*** Data for review Section Begins ***

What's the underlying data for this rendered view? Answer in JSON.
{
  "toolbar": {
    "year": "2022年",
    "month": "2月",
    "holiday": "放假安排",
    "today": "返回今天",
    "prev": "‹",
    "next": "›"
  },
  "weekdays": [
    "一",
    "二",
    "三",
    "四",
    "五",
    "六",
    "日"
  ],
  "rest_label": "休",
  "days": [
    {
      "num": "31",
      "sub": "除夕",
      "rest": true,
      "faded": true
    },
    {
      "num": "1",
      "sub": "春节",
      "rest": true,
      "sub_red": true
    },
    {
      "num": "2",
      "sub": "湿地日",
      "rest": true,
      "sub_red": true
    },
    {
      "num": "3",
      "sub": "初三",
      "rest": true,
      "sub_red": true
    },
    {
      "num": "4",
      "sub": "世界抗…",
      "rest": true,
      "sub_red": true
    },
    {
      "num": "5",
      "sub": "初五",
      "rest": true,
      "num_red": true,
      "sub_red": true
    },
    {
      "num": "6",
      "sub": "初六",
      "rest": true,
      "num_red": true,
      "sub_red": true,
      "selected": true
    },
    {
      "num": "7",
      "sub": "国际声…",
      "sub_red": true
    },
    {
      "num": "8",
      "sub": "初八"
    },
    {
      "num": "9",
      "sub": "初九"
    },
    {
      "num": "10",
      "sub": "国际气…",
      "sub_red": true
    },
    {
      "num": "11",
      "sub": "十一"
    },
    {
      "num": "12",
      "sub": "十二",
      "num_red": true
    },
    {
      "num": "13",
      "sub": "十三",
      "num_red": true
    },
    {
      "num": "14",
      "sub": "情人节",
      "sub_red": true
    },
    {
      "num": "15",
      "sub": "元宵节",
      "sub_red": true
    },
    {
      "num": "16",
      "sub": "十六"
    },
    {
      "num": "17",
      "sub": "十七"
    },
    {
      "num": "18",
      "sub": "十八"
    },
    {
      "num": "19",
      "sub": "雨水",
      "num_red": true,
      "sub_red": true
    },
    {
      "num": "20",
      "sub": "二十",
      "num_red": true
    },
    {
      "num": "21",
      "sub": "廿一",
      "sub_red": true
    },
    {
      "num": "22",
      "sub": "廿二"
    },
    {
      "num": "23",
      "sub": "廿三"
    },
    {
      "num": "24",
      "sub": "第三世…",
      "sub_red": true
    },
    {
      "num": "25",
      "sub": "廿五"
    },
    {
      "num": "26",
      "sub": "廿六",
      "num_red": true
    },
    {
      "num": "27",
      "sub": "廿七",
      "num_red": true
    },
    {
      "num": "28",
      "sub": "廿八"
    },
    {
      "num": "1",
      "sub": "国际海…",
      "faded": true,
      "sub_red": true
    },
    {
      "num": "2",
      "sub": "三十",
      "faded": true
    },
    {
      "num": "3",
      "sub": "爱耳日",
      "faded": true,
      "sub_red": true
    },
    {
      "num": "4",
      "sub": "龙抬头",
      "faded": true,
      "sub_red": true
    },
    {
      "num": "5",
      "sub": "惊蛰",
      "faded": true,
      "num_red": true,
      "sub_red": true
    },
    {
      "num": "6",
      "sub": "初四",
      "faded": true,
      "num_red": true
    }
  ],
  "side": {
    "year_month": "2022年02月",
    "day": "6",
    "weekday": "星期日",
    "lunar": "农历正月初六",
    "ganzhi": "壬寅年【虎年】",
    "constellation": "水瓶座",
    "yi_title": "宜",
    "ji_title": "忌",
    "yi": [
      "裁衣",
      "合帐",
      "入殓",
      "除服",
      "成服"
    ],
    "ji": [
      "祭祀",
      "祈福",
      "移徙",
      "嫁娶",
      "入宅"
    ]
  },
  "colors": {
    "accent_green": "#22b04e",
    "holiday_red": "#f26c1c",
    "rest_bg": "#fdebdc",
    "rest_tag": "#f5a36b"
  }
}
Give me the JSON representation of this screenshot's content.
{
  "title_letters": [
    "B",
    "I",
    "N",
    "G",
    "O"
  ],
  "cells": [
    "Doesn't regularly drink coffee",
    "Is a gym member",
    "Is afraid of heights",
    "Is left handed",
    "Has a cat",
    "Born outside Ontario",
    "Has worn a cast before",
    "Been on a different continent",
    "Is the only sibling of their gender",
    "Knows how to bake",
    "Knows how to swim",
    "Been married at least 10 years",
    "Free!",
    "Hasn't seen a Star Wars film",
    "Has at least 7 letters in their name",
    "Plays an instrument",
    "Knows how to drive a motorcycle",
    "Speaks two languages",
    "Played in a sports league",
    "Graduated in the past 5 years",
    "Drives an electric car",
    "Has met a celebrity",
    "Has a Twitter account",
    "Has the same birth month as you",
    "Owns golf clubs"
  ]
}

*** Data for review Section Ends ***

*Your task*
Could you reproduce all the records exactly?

*Written response*
What's the underlying data for this rendered view? Answer in JSON.
{
  "toolbar": {
    "year": "2022年",
    "month": "2月",
    "holiday": "放假安排",
    "today": "返回今天",
    "prev": "‹",
    "next": "›"
  },
  "weekdays": [
    "一",
    "二",
    "三",
    "四",
    "五",
    "六",
    "日"
  ],
  "rest_label": "休",
  "days": [
    {
      "num": "31",
      "sub": "除夕",
      "rest": true,
      "faded": true
    },
    {
      "num": "1",
      "sub": "春节",
      "rest": true,
      "sub_red": true
    },
    {
      "num": "2",
      "sub": "湿地日",
      "rest": true,
      "sub_red": true
    },
    {
      "num": "3",
      "sub": "初三",
      "rest": true,
      "sub_red": true
    },
    {
      "num": "4",
      "sub": "世界抗…",
      "rest": true,
      "sub_red": true
    },
    {
      "num": "5",
      "sub": "初五",
      "rest": true,
      "num_red": true,
      "sub_red": true
    },
    {
      "num": "6",
      "sub": "初六",
      "rest": true,
      "num_red": true,
      "sub_red": true,
      "selected": true
    },
    {
      "num": "7",
      "sub": "国际声…",
      "sub_red": true
    },
    {
      "num": "8",
      "sub": "初八"
    },
    {
      "num": "9",
      "sub": "初九"
    },
    {
      "num": "10",
      "sub": "国际气…",
      "sub_red": true
    },
    {
      "num": "11",
      "sub": "十一"
    },
    {
      "num": "12",
      "sub": "十二",
      "num_red": true
    },
    {
      "num": "13",
      "sub": "十三",
      "num_red": true
    },
    {
      "num": "14",
      "sub": "情人节",
      "sub_red": true
    },
    {
      "num": "15",
      "sub": "元宵节",
      "sub_red": true
    },
    {
      "num": "16",
      "sub": "十六"
    },
    {
      "num": "17",
      "sub": "十七"
    },
    {
      "num": "18",
      "sub": "十八"
    },
    {
      "num": "19",
      "sub": "雨水",
      "num_red": true,
      "sub_red": true
    },
    {
      "num": "20",
      "sub": "二十",
      "num_red": true
    },
    {
      "num": "21",
      "sub": "廿一",
      "sub_red": true
    },
    {
      "num": "22",
      "sub": "廿二"
    },
    {
      "num": "23",
      "sub": "廿三"
    },
    {
      "num": "24",
      "sub": "第三世…",
      "sub_red": true
    },
    {
      "num": "25",
      "sub": "廿五"
    },
    {
      "num": "26",
      "sub": "廿六",
      "num_red": true
    },
    {
      "num": "27",
      "sub": "廿七",
      "num_red": true
    },
    {
      "num": "28",
      "sub": "廿八"
    },
    {
      "num": "1",
      "sub": "国际海…",
      "faded": true,
      "sub_red": true
    },
    {
      "num": "2",
      "sub": "三十",
      "faded": true
    },
    {
      "num": "3",
      "sub": "爱耳日",
      "faded": true,
      "sub_red": true
    },
    {
      "num": "4",
      "sub": "龙抬头",
      "faded": true,
      "sub_red": true
    },
    {
      "num": "5",
      "sub": "惊蛰",
      "faded": true,
      "num_red": true,
      "sub_red": true
    },
    {
      "num": "6",
      "sub": "初四",
      "faded": true,
      "num_red": true
    }
  ],
  "side": {
    "year_month": "2022年02月",
    "day": "6",
    "weekday": "星期日",
    "lunar": "农历正月初六",
    "ganzhi": "壬寅年【虎年】",
    "constellation": "水瓶座",
    "yi_title": "宜",
    "ji_title": "忌",
    "yi": [
      "裁衣",
      "合帐",
      "入殓",
      "除服",
      "成服"
    ],
    "ji": [
      "祭祀",
      "祈福",
      "移徙",
      "嫁娶",
      "入宅"
    ]
  },
  "colors": {
    "accent_green": "#22b04e",
    "holiday_red": "#f26c1c",
    "rest_bg": "#fdebdc",
    "rest_tag": "#f5a36b"
  }
}
Give me the JSON representation of this screenshot's content.
{
  "title_letters": [
    "B",
    "I",
    "N",
    "G",
    "O"
  ],
  "cells": [
    "Doesn't regularly drink coffee",
    "Is a gym member",
    "Is afraid of heights",
    "Is left handed",
    "Has a cat",
    "Born outside Ontario",
    "Has worn a cast before",
    "Been on a different continent",
    "Is the only sibling of their gender",
    "Knows how to bake",
    "Knows how to swim",
    "Been married at least 10 years",
    "Free!",
    "Hasn't seen a Star Wars film",
    "Has at least 7 letters in their name",
    "Plays an instrument",
    "Knows how to drive a motorcycle",
    "Speaks two languages",
    "Played in a sports league",
    "Graduated in the past 5 years",
    "Drives an electric car",
    "Has met a celebrity",
    "Has a Twitter account",
    "Has the same birth month as you",
    "Owns golf clubs"
  ]
}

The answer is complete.